A market developed on the plaza, which became the focus of the annual Fiesta de San Francisco each October 3, when a gambling fair was established. At its heart is the Fuente de los Leones (Fountain of the Lions) by Giuseppe Gaggini, erected in 1836 and though moved to different locations at various times, finally ensconced where it began.
The five-story neoclassical building on the north side is the Lonja del Comercio (Goods Exchange, Amargura #2, esq. Oficios, tel. 07/866-9588, Mon.–Sat. 9 a.m.–6 p.m.), dating from 1907, when it was built as a center for commodities trading. Restored, it houses offices of international corporations, news bureaus, and tour companies. The dome is crowned by a bronze figure of the god Mercury.
Behind the Lonja and entered by a wrought-iron archway topped by a most-uncommunist fairytale crown, is the Jardín Diana de Gales (Diana of Wales Garden, Baratillo, esq. Carpinetti, daily 9 a.m.–6 p.m.), a park unveiled in 2000 in memory of Diana, Princess of Wales. The 3-meter-tall column is by acclaimed Cuban artist Alfredo Sosabravo. There’s also an engraved Welsh slate and stone plaque from Althorp, Diana’s childhood home, donated by the British Embassy.
The garden backs onto the Casa de los Esclavos (Obrapía, esq.
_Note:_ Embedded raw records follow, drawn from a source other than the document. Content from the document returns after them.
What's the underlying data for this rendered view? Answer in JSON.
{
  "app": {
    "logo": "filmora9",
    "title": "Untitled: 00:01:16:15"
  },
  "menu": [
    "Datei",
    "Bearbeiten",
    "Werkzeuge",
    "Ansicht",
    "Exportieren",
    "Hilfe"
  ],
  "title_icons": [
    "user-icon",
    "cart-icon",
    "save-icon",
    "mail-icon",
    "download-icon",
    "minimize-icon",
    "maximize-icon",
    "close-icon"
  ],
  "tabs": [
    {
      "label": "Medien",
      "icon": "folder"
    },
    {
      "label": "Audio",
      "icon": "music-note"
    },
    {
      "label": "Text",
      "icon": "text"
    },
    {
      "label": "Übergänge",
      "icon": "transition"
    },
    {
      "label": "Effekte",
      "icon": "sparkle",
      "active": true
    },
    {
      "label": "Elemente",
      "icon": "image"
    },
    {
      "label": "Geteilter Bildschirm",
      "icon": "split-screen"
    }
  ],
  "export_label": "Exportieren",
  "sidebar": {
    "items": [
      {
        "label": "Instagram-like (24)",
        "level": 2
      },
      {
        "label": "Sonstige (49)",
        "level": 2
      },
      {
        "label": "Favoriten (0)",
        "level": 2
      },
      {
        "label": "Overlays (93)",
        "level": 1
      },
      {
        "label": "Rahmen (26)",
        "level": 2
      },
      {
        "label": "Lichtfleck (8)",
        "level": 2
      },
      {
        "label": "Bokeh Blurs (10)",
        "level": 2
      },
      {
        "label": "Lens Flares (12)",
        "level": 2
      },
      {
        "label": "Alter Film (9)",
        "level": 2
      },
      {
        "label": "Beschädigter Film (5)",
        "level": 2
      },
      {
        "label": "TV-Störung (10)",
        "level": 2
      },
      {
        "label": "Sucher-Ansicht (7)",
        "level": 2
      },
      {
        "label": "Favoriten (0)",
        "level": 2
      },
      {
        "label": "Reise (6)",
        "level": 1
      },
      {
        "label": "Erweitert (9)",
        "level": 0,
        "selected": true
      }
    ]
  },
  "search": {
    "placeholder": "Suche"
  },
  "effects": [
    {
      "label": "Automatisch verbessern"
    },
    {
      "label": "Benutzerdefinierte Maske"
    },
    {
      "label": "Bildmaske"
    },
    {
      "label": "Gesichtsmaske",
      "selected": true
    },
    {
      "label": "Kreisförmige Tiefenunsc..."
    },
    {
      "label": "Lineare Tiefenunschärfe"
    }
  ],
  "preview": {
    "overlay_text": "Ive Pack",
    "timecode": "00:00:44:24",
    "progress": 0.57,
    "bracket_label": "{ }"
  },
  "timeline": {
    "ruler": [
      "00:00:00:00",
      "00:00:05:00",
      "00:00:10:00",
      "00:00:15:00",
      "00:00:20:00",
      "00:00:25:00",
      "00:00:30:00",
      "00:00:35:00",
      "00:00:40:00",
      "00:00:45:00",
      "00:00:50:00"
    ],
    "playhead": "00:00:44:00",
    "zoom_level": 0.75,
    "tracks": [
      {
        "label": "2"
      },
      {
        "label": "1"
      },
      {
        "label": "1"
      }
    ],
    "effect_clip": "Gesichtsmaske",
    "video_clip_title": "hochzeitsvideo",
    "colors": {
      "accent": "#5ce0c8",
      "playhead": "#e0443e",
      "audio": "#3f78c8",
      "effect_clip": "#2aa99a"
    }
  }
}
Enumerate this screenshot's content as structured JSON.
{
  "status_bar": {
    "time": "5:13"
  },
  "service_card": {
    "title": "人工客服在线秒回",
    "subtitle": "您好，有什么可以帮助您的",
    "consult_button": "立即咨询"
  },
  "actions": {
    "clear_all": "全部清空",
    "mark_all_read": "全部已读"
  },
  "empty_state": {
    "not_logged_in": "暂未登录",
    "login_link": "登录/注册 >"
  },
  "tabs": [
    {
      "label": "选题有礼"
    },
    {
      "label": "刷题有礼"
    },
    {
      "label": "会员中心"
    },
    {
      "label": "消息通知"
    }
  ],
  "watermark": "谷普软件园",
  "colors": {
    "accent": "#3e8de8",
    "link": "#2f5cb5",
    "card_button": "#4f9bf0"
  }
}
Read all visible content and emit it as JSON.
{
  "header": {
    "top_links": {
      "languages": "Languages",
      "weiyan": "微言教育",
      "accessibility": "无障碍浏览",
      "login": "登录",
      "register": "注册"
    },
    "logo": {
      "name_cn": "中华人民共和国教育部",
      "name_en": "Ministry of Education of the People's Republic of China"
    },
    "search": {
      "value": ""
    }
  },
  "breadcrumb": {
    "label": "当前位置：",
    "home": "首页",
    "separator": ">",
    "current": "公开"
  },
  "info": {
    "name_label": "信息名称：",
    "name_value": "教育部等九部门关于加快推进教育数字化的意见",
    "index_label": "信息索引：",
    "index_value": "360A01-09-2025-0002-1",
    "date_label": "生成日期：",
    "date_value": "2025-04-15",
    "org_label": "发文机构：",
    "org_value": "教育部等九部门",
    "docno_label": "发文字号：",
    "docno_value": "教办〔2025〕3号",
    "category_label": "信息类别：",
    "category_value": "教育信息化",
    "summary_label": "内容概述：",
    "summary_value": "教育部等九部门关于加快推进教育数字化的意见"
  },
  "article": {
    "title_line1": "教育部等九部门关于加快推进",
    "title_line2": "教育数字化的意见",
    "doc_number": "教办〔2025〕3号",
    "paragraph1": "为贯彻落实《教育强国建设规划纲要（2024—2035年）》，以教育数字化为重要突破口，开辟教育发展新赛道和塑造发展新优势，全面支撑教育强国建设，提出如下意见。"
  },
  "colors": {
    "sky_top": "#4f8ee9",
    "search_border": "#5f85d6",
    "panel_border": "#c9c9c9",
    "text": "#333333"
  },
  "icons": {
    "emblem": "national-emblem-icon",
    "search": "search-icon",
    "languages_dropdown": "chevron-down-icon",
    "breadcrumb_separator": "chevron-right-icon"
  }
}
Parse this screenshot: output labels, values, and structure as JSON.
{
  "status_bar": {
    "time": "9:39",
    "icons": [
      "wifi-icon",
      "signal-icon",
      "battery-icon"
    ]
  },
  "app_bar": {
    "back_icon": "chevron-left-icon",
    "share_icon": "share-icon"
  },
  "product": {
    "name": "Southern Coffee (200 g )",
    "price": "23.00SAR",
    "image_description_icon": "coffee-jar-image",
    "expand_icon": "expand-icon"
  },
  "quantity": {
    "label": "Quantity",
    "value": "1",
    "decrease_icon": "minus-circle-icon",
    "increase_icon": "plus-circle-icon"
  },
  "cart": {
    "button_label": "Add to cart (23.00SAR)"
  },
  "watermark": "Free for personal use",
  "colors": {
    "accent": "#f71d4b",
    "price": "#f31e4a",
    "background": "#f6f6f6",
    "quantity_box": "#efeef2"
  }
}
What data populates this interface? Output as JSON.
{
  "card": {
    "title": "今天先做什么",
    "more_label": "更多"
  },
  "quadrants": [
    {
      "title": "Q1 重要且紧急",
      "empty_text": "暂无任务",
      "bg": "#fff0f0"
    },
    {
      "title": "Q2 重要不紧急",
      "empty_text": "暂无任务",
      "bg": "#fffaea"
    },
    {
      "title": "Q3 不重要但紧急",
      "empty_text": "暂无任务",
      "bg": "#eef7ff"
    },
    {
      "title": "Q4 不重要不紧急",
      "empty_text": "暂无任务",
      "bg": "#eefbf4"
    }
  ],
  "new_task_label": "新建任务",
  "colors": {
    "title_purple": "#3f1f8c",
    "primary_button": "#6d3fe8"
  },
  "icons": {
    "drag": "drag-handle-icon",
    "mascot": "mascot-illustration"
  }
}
Av. del Puerto), a slave-merchant’s home now serves as the principal office of the city historian.